Solar stocks are finally basking in the sun once again. New subsidies from key markets like China and Japan, as well as low module pricing, have taken hold over the last year or so. Plus, the number of PV installations has surged. As a result, solar stocks like Canadian Solar (CSIQ) and First Solar (FSLR) have been some of the best names, with the industry gaining about 141% this year.
But for CSIQ stock investors, the sun is shining even brighter — to the tune of a nearly 800% gain in 2013 so far. And yet the story at CSIQ continues to get better. The solar stock continues rack up new contracts, sell more modules and cut costs. All in all, that’s resulted in CSIQ reporting some of its best earnings in years.
So with all solar stocks looking strong and the situation at CSIQ continuing to get even better, Canadian Solar stock may be one of the best long-term buys for investors.
Yes, it may be time to put on some sunscreen and buy CSIQ stock.
First Profit for CSIQ in Eight Quarters
For Canadian Solar, the latest quarter can be only seen as a major win for the solar stock. After years of struggling, CSIQ managed to report its first profit after eight quarters of losses. Overall, Canadian Solar earnings tallied 56 cents per share of CSIQ stock.

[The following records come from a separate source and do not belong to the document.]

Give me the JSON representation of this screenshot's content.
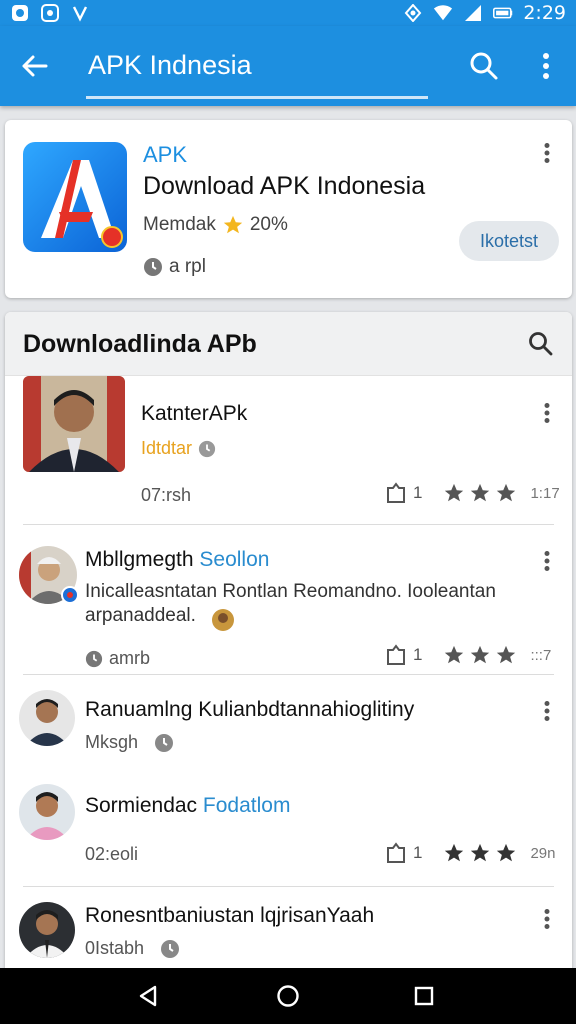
{
  "status_bar": {
    "time": "2:29"
  },
  "toolbar": {
    "title": "APK Indnesia"
  },
  "featured": {
    "tag": "APK",
    "title": "Download APK Indonesia",
    "meta_text": "Memdak",
    "rating_text": "20%",
    "sub_text": "a rpl",
    "button_label": "Ikotetst"
  },
  "list": {
    "header_title": "Downloadlinda APb",
    "items": [
      {
        "name": "KatnterAPk",
        "name_accent": "",
        "sub": "Idtdtar",
        "time": "07:rsh",
        "count": "1",
        "score": "1:17"
      },
      {
        "name": "Mbllgmegth",
        "name_accent": "Seollon",
        "desc": "Inicalleasntatan Rontlan Reomandno. Iooleantan arpanaddeal.",
        "sub": "amrb",
        "count": "1",
        "score": ":::7"
      },
      {
        "name": "Ranuamlng Kulianbdtannahioglitiny",
        "name_accent": "",
        "sub": "Mksgh"
      },
      {
        "name": "Sormiendac",
        "name_accent": "Fodatlom",
        "time": "02:eoli",
        "count": "1",
        "score": "29n"
      },
      {
        "name": "Ronesntbaniustan lqjrisanYaah",
        "name_accent": "",
        "sub": "0Istabh"
      }
    ]
  }
}
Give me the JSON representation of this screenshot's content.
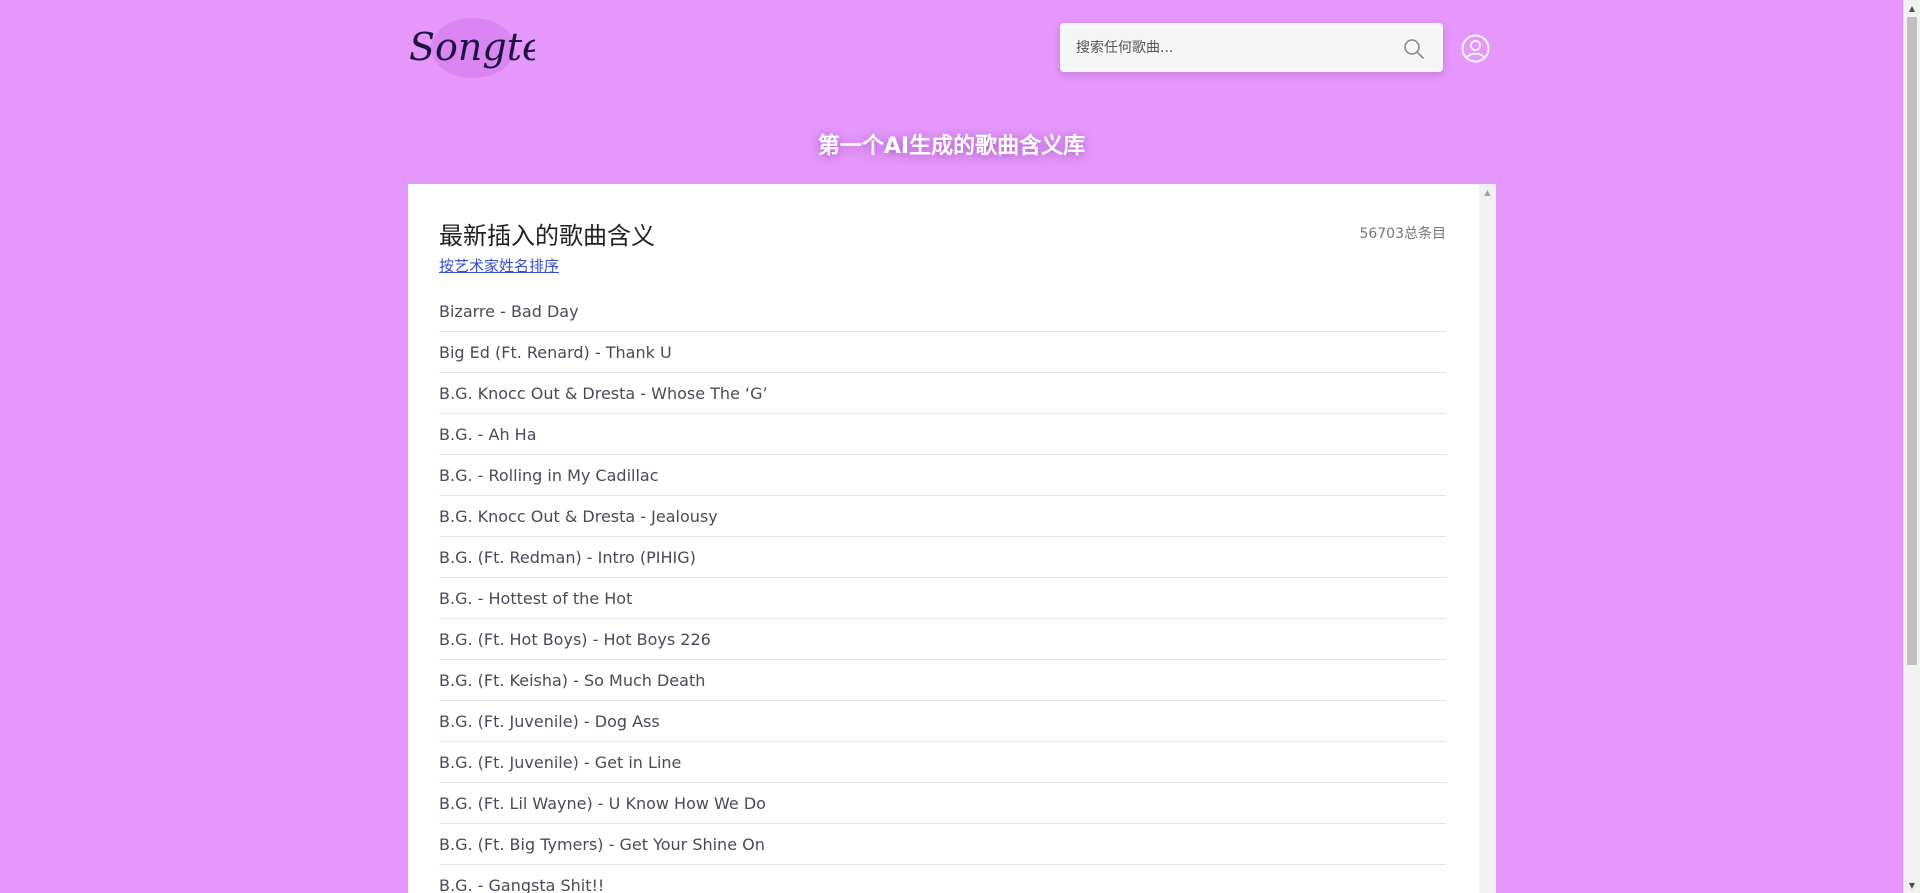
{
  "header": {
    "logo_text": "Songtell",
    "search": {
      "placeholder": "搜索任何歌曲...",
      "icon": "search-icon"
    },
    "user_icon": "user-account-icon"
  },
  "tagline": "第一个AI生成的歌曲含义库",
  "panel": {
    "title": "最新插入的歌曲含义",
    "total_count": "56703总条目",
    "sort_link": "按艺术家姓名排序"
  },
  "songs": [
    "Bizarre - Bad Day",
    "Big Ed (Ft. Renard) - Thank U",
    "B.G. Knocc Out & Dresta - Whose The ‘G’",
    "B.G. - Ah Ha",
    "B.G. - Rolling in My Cadillac",
    "B.G. Knocc Out & Dresta - Jealousy",
    "B.G. (Ft. Redman) - Intro (PIHIG)",
    "B.G. - Hottest of the Hot",
    "B.G. (Ft. Hot Boys) - Hot Boys 226",
    "B.G. (Ft. Keisha) - So Much Death",
    "B.G. (Ft. Juvenile) - Dog Ass",
    "B.G. (Ft. Juvenile) - Get in Line",
    "B.G. (Ft. Lil Wayne) - U Know How We Do",
    "B.G. (Ft. Big Tymers) - Get Your Shine On",
    "B.G. - Gangsta Shit!!"
  ],
  "colors": {
    "background": "#e597fb",
    "panel": "#ffffff",
    "link": "#3a4fc7",
    "logo_ink": "#1c1440"
  }
}
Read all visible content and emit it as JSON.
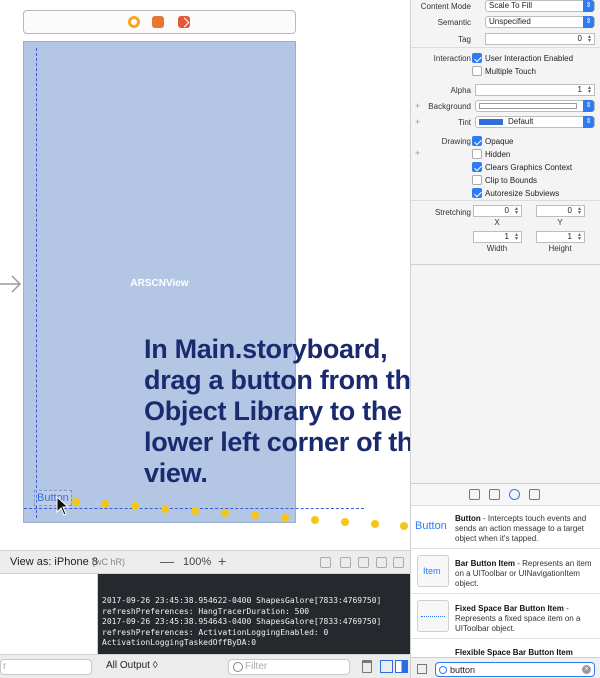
{
  "canvas": {
    "view_label": "ARSCNView",
    "dragged_button_label": "Button",
    "tutorial_text": "In Main.storyboard, drag a button from the Object Library to the lower left corner of the view.",
    "accent_color": "#f5c518"
  },
  "viewas": {
    "label": "View as: iPhone 8",
    "shortcut": "(wC hR)",
    "zoom_minus": "—",
    "zoom_level": "100%",
    "zoom_plus": "+"
  },
  "console": {
    "lines": [
      "2017-09-26 23:45:38.954622-0400 ShapesGalore[7833:4769750]",
      "refreshPreferences: HangTracerDuration: 500",
      "2017-09-26 23:45:38.954643-0400 ShapesGalore[7833:4769750]",
      "refreshPreferences: ActivationLoggingEnabled: 0",
      "ActivationLoggingTaskedOffByDA:0"
    ]
  },
  "bottom_bar": {
    "filter_left_placeholder": "r",
    "output_select": "All Output ◊",
    "filter_right_placeholder": "Filter"
  },
  "inspector": {
    "content_mode": {
      "label": "Content Mode",
      "value": "Scale To Fill"
    },
    "semantic": {
      "label": "Semantic",
      "value": "Unspecified"
    },
    "tag": {
      "label": "Tag",
      "value": "0"
    },
    "interaction": {
      "label": "Interaction",
      "user_interaction": "User Interaction Enabled",
      "multiple_touch": "Multiple Touch"
    },
    "alpha": {
      "label": "Alpha",
      "value": "1"
    },
    "background": {
      "label": "Background"
    },
    "tint": {
      "label": "Tint",
      "value": "Default",
      "swatch_color": "#2f6fd8"
    },
    "drawing": {
      "label": "Drawing",
      "opaque": "Opaque",
      "hidden": "Hidden",
      "clears": "Clears Graphics Context",
      "clip": "Clip to Bounds",
      "autoresize": "Autoresize Subviews"
    },
    "stretching": {
      "label": "Stretching",
      "x": "0",
      "y": "0",
      "x_label": "X",
      "y_label": "Y",
      "width": "1",
      "height": "1",
      "width_label": "Width",
      "height_label": "Height"
    }
  },
  "library": {
    "items": [
      {
        "thumb": "Button",
        "name": "Button",
        "desc": " - Intercepts touch events and sends an action message to a target object when it's tapped."
      },
      {
        "thumb": "Item",
        "name": "Bar Button Item",
        "desc": " - Represents an item on a UIToolbar or UINavigationItem object."
      },
      {
        "thumb": "",
        "name": "Fixed Space Bar Button Item",
        "desc": " - Represents a fixed space item on a UIToolbar object."
      },
      {
        "thumb": "",
        "name": "Flexible Space Bar Button Item",
        "desc": ""
      }
    ],
    "search_value": "button"
  }
}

That compares to a loss of 29 cents per share in the previous quarter of 2013. Revenue for the third quarter also increased by roughly 30% vs. the previous quarter and by 50% vs. the same period a year ago.
CSIQ also scored a major win on the amount of photovoltaic modules sold. The solar stock shipped 478 megawatts (MW) worth of capacity during the third quarter. An increase of 23 MW versus the previous quarter.
The key for CSIQ wasn’t just the number of solar modules sold, but also where they were installed.
For many solar stocks — like LDK Solar (LDK) — Europe has been the traditional hot-spot for module sales. However, as austerity has gripped the region, PV subsidies have fallen by the wayside. That’s caused many solar stocks to hurt pretty hard since the financial crisis. For CSIQ, the focus has moved from Europe to new demand drivers in Japan and China.
CSIQ only relied on Europe for mere 9.5% of its sales. On the flipside, Emerging Asia accounted for nearly 43.6% of its total revenue. Shipments to the Japanese market alone represented almost 30% of the CSIQ total for the third quarter. That’s up from only about 5.7% a year ago. Likewise, CSIQ is seeing increases in Chinese demand for its panels and recently signed a deal to supply an additional 32 MW worth of solar capacity for a new solar farm in the nation.
The other main driver for CSIQ has been its shift from being just a panel producer to one that also focuses on utility-sized installations.
Following the lead of thin-film pioneer First Solar (FSLR), CSIQ continues to rack-up more contracts and sales in this business segment. During the quarter, Canadian Solar closed on the sale of two solar power plants in Ontario to oil and gas midstream company TransCanada (TRP) for $95 million. At the same time, CSIQ increased its total utility-scale project pipeline to approximately 1,015 MW. Again, the bulk of those projects are located in energy hungry and subsidy friendly China and Japan.
That newfound focus on utility-sized projects has given CSIQ an edge over other solar stocks in the earnings department. For example, PV module only manufacturer Yingli Green Energy (YGE) fell hard when its earnings reported disappointed investors, as sales didn’t come meet expectations.
CSIQ has managed to avoid many of those issues and utility-scale installations going forward should contribute greatly to the company’s renewed profits.
A Bright Future at CSIQ
For CSIQ — arguably the hottest solar stock — the previous quarter could be the start of something very big.
Unlike many of its rivals, CSIQ has managed to survive and thrive the shake-out among solar stocks. By shifting its focus from just selling modules to also building grid-scale solar arrays, Canadian Solar stock could be one of the best long-term winners for investors. That “total solutions” business provides plenty of scalability and higher margins, while rising demand in emerging Asia will ultimately be the main driver for CSIQ stock going forward.
Sure, CSIQ stock isn’t “cheap” considering the solar stock has risen about 950% over the last 12 months. However, it could be a bargain now that it has focus and profitability under its belt.
For investors, the time to buy CSIQ stock could be on.
As of this writing, Aaron Levitt did not hold a position in any of the aforementioned securities.